[Dataset rows for apps and sites]
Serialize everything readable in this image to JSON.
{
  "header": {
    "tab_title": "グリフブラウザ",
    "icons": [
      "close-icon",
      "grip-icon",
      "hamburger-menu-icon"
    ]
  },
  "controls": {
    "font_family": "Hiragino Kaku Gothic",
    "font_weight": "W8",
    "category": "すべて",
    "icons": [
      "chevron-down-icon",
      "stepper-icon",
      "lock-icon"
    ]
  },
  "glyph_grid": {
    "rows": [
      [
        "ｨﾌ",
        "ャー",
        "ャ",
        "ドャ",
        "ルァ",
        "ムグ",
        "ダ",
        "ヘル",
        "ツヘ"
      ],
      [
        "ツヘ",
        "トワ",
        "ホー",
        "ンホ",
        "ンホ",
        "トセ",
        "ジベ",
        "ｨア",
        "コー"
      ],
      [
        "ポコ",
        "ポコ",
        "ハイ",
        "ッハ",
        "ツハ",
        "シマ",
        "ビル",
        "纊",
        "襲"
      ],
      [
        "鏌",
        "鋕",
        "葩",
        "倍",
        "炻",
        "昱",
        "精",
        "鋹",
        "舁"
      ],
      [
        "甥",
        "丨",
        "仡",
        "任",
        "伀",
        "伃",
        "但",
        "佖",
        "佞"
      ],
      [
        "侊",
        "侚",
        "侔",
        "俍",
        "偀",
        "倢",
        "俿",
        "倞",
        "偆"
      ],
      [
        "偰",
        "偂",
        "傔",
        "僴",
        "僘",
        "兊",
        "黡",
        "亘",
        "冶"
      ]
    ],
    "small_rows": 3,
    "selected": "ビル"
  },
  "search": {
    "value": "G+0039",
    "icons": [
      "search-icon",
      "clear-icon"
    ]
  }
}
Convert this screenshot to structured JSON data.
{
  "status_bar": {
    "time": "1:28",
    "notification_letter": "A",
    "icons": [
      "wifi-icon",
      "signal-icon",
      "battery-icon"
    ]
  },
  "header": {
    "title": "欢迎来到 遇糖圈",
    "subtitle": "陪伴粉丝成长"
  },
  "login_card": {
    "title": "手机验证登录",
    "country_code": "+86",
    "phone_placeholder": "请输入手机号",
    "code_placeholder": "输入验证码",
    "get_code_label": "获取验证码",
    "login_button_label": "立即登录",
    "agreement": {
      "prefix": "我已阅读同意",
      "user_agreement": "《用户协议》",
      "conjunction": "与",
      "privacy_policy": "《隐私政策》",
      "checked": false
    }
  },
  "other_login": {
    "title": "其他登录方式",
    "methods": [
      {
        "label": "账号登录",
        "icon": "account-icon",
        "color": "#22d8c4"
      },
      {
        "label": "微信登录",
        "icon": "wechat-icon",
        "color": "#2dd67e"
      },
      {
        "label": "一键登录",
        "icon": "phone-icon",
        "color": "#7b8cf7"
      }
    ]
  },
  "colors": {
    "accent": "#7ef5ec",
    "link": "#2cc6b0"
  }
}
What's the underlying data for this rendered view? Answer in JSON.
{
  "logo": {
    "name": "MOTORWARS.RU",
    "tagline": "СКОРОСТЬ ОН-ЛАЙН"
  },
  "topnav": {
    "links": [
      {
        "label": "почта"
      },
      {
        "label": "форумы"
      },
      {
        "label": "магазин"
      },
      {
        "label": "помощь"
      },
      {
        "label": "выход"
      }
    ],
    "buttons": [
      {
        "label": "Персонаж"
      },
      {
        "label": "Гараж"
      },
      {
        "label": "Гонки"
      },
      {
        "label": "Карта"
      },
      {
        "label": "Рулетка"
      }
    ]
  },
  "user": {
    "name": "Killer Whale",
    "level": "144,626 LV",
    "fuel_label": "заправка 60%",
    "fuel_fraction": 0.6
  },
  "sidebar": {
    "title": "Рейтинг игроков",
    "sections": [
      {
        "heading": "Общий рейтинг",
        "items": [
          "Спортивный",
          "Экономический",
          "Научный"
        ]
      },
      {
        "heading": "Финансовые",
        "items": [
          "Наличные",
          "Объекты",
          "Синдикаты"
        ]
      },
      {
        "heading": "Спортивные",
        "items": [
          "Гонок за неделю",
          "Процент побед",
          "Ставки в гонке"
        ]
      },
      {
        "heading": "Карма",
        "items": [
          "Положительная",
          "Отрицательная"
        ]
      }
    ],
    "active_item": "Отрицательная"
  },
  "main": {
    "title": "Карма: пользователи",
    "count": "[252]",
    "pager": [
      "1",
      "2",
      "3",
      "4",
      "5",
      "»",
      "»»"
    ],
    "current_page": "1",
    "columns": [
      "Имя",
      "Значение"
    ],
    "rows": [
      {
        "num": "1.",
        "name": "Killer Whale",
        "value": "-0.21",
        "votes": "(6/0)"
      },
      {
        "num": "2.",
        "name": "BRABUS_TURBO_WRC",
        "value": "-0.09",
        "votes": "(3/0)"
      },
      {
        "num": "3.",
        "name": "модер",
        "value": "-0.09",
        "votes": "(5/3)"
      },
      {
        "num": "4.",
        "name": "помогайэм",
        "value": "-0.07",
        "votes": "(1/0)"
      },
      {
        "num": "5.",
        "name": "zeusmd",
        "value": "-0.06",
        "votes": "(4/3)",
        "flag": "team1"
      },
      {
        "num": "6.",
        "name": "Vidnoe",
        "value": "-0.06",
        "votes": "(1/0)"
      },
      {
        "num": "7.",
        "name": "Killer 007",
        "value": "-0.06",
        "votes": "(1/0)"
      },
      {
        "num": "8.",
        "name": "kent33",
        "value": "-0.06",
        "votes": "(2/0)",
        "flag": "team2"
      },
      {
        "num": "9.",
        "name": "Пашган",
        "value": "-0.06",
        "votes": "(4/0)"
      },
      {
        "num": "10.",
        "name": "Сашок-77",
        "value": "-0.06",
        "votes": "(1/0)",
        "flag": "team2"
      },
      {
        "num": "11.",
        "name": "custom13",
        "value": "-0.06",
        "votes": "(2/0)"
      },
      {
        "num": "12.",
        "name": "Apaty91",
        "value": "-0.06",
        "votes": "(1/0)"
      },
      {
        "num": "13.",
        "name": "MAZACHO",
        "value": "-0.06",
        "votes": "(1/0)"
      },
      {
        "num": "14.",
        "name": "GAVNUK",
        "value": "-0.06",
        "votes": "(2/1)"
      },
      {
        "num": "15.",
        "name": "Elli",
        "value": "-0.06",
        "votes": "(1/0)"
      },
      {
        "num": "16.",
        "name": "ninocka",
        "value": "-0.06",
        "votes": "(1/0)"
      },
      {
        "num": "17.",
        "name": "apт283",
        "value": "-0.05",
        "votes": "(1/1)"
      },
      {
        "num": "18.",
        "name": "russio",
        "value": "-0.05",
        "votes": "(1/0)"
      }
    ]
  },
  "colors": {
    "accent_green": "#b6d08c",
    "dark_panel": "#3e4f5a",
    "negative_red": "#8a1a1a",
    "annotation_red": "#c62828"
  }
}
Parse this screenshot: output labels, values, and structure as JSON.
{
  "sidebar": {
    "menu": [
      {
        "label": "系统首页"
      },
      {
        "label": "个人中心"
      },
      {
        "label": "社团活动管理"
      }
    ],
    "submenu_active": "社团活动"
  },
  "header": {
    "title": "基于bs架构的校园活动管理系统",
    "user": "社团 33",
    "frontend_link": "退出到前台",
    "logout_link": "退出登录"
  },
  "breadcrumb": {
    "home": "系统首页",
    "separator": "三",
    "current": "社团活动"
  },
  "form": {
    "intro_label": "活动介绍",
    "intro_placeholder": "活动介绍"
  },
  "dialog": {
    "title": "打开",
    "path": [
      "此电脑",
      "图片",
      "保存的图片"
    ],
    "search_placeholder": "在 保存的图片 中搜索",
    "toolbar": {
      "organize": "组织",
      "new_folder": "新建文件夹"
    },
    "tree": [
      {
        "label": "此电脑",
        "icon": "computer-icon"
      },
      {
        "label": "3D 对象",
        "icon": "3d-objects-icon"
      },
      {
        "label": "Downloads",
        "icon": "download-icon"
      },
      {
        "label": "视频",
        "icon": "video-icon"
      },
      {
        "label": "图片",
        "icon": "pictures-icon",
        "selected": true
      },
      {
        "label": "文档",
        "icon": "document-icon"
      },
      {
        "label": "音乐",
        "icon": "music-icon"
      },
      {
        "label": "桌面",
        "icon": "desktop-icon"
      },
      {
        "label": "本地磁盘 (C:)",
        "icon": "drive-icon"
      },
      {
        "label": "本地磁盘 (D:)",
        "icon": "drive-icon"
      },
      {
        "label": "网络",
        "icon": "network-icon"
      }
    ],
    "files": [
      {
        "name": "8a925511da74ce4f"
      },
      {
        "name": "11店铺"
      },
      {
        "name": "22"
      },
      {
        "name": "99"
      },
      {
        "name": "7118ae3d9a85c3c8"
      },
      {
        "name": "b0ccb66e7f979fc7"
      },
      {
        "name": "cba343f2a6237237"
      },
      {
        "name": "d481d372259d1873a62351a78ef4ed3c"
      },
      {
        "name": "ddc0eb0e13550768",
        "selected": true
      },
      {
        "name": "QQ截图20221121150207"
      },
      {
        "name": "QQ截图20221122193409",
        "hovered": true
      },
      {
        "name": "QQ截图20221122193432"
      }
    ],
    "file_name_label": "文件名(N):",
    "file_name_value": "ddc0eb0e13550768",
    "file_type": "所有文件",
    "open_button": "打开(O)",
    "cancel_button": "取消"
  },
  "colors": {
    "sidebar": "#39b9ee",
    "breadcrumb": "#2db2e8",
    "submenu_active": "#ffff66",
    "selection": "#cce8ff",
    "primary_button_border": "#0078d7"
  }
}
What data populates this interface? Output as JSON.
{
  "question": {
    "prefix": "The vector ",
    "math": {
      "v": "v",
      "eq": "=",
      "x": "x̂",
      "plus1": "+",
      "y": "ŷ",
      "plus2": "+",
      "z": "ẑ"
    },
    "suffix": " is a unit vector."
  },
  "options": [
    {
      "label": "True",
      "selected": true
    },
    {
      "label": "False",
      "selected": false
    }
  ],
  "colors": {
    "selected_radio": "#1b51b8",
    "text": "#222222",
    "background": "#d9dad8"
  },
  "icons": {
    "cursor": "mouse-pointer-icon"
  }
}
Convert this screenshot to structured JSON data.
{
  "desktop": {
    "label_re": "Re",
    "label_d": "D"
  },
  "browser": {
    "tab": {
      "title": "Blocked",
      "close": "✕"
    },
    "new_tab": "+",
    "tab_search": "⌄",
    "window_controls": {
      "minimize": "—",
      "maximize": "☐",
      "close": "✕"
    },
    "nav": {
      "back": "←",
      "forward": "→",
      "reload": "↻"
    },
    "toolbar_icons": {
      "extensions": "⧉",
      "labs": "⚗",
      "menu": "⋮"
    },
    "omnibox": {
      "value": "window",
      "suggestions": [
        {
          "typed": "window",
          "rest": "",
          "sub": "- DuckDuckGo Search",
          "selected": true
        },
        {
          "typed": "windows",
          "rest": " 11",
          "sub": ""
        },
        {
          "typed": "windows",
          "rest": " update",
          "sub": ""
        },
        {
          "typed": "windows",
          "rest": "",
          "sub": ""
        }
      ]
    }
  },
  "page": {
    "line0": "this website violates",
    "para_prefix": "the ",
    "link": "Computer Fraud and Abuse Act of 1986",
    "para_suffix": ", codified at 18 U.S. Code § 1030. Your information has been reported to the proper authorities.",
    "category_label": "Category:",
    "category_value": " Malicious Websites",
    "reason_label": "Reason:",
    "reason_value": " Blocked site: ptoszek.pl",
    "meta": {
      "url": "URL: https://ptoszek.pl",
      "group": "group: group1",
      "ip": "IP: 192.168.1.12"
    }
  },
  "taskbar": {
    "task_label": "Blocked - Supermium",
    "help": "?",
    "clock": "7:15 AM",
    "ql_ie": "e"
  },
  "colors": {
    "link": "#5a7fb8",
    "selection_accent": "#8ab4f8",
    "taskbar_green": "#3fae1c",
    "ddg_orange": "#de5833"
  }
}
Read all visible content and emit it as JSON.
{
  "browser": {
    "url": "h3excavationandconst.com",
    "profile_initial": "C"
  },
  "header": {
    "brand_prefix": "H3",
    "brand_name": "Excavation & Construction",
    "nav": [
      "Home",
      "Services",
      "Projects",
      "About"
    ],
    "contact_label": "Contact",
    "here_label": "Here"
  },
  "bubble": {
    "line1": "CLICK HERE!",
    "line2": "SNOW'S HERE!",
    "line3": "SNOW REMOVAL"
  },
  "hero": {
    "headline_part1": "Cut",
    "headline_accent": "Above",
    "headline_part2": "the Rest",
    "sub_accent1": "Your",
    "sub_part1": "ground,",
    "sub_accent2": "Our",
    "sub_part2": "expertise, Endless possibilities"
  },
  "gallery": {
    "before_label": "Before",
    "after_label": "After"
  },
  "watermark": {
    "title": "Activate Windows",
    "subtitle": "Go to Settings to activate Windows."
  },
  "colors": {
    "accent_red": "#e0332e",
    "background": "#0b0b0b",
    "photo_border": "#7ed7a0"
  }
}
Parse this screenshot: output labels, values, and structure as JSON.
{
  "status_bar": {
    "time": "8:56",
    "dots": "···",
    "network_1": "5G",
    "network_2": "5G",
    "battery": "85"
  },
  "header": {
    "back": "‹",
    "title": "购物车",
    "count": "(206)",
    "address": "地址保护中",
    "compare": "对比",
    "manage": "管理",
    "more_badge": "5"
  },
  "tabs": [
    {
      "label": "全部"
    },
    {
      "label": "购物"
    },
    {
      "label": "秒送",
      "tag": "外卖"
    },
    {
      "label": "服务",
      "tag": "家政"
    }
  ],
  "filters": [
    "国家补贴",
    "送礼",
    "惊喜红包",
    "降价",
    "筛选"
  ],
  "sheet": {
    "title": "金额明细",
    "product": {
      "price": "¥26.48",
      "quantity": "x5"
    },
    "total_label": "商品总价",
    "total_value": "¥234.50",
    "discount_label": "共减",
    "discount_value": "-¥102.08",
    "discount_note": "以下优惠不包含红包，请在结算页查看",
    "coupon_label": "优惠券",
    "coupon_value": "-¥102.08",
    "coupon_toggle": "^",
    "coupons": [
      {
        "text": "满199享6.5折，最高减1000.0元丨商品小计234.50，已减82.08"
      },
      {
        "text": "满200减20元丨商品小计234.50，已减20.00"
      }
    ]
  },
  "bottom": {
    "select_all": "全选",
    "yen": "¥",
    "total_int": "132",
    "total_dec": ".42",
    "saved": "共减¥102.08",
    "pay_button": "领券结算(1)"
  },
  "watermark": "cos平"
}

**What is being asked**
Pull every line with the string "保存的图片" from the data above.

**Response to the task**
      "保存的图片"
    "search_placeholder": "在 保存的图片 中搜索",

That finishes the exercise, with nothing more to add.